He’s about more than music.
Greg Thomas, who retired last spring after 24 years as the band director for Albemarle High School and more than three decades as a music teacher, provided more than just a musical education to his students.
He gave them a place to belong.
“He’s the guy that kids go to when they have a problem, whether it’s music, academic, family or personal,” said Ray Caddell, a longtime friend of Thomas and band leader and trumpeter of Big Ray and the Kool Kats. “He turned that band room into a safe zone of sorts where kids can come and talk about any problems they had. That he could reach out year after year and talk to his students and they respond like that is amazing.”
“He has a different approach than other band directors,” said Terri Allard, a musician and educator who has worked with area children in writing and performing music. “Some directors are, ‘this is what we’re doing and this is how we’re doing it.’ Greg’s approach was, ‘we could do this and do it well and it would be fine. Or we could try and do this. We may not be able to do it, but I’m up for trying it if you are.’ He always let the kids decide and push themselves, and they always responded.”
For Thomas, music is more than accolades and awards.
“Music for me is like a vehicle; it helps kids survive,” he said. “I felt like the individual kid was the most important thing, more important than playing the music right or marching the right steps. The music was the rescue ship and the kids were the reasons the music was there, not the other way around. Everyone needs rescuing at some point.”
Thomas studied other subjects at the College of William & Mary, but dropped out at 21. Searching for what he wanted in life, he stumbled into Virginia Commonwealth University and took up music.
“I discovered improvised music. I had thought music was something people wrote down for you and for you to play the way they heard it, but this was about creating your music,” he recalled. “You can teach improvisation, but you can’t teach it with a goal in mind. It has to come from inside.”
Music, he said, rescued him.
“I feel like, in a lot of ways, I was saved by music,” Thomas said. “I wanted the band kids to feel a sense of belonging and a sense of accomplishment and maybe a sense of there being less judgment in the group. It was a place where the kids in the class supported each other.”
Caddell noted that several music teachers in the county school system came from the high school’s band ranks and that current band director Andrew LaPrade was in the school band. Caddell said it is the result of Thomas caring about the students even after graduation.
“He urged many students to look into music education, if he thought that was a good fit for them. He encouraged them in their studies and to come back and student-teach for him,” Caddell said. “He’d mentor them and bring them back, and there are now music teachers in the county schools who used to be in his band.”
“My son was in Greg’s band all through high school and now he’s at the Manhattan School of Music,” Allard said. “He made it there because of Greg.”
“There’s a saying that those who can’t do, teach, but teaching is a whole different thing than performing,” Thomas said. “Performing is great, but it’s really pretty narcissistic. If you’re not a little narcissistic, you’re not going to be doing it for very long.
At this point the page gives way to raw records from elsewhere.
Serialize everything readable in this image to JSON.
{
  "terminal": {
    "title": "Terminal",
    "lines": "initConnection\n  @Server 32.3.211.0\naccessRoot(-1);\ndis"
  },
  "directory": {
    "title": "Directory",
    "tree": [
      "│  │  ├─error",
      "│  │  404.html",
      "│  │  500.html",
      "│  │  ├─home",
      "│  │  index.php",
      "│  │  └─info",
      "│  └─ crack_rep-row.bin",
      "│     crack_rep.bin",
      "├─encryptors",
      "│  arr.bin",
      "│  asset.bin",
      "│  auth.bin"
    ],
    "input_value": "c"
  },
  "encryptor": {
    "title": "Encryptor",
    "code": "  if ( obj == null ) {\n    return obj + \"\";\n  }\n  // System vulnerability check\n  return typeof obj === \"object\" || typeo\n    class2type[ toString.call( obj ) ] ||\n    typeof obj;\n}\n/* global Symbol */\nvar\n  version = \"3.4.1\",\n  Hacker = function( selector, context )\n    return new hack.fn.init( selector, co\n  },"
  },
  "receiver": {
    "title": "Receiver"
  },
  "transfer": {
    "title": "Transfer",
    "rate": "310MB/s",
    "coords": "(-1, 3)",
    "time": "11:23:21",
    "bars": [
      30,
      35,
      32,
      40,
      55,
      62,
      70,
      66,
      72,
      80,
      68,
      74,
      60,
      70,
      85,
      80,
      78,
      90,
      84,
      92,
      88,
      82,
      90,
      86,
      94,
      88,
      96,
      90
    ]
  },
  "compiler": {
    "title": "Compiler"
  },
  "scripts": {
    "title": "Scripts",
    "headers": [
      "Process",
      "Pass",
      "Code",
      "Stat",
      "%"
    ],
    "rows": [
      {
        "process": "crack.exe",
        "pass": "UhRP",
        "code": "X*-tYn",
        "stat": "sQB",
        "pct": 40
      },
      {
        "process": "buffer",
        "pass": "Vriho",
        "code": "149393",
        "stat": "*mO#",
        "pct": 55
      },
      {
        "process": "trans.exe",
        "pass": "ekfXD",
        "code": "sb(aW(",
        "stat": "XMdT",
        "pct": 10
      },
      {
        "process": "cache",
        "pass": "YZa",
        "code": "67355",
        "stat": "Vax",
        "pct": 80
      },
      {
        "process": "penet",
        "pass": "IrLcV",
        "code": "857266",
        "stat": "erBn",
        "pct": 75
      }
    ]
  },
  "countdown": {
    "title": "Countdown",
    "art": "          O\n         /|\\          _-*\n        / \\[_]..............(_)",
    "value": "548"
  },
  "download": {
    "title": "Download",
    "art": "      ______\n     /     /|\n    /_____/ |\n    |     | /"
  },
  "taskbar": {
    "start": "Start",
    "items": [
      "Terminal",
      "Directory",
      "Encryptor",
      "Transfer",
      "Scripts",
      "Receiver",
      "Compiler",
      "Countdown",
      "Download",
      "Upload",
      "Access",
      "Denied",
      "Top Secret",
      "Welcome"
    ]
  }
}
But teaching is giving the knowledge and what you have away. For teachers who do it with their whole heart in it, teaching is an act of generosity.”
Although Thomas has retired from the county schools, he is far from retired from music. He teaches at the Charlottesville Day School and currently directs the James Madison University Jazz Band, does some teaching at the school and supervises student music teachers.
“It was the chance to do something new. Everything [about retiring] looked great on paper and I didn’t want to be the guy who stays at his job so long he gets a little bit bitter about it,” he said. “I wasn’t at that point, but there were new ideas coming along with new teachers, and that’s important. My job gave me a lot back. Teaching really does give back.”
Caddell said Thomas’ contribution to local education should not be overlooked.
“He gave a lot to our community. And for the pittance we pay public school teachers, the value we got from him is absurd,” Caddell said. “He’s a great guy. He really, really is.”
“The kids in my classes would see all of the different forms of music that are going on,” Thomas said. “They got to see music in different ways. It’s nothing that I did. I felt like my role was to not wreck it.”
“Teaching music was a gift to me. I found it great to find a career where what I’m good at is valued and the stuff I’m not good at is overlooked.”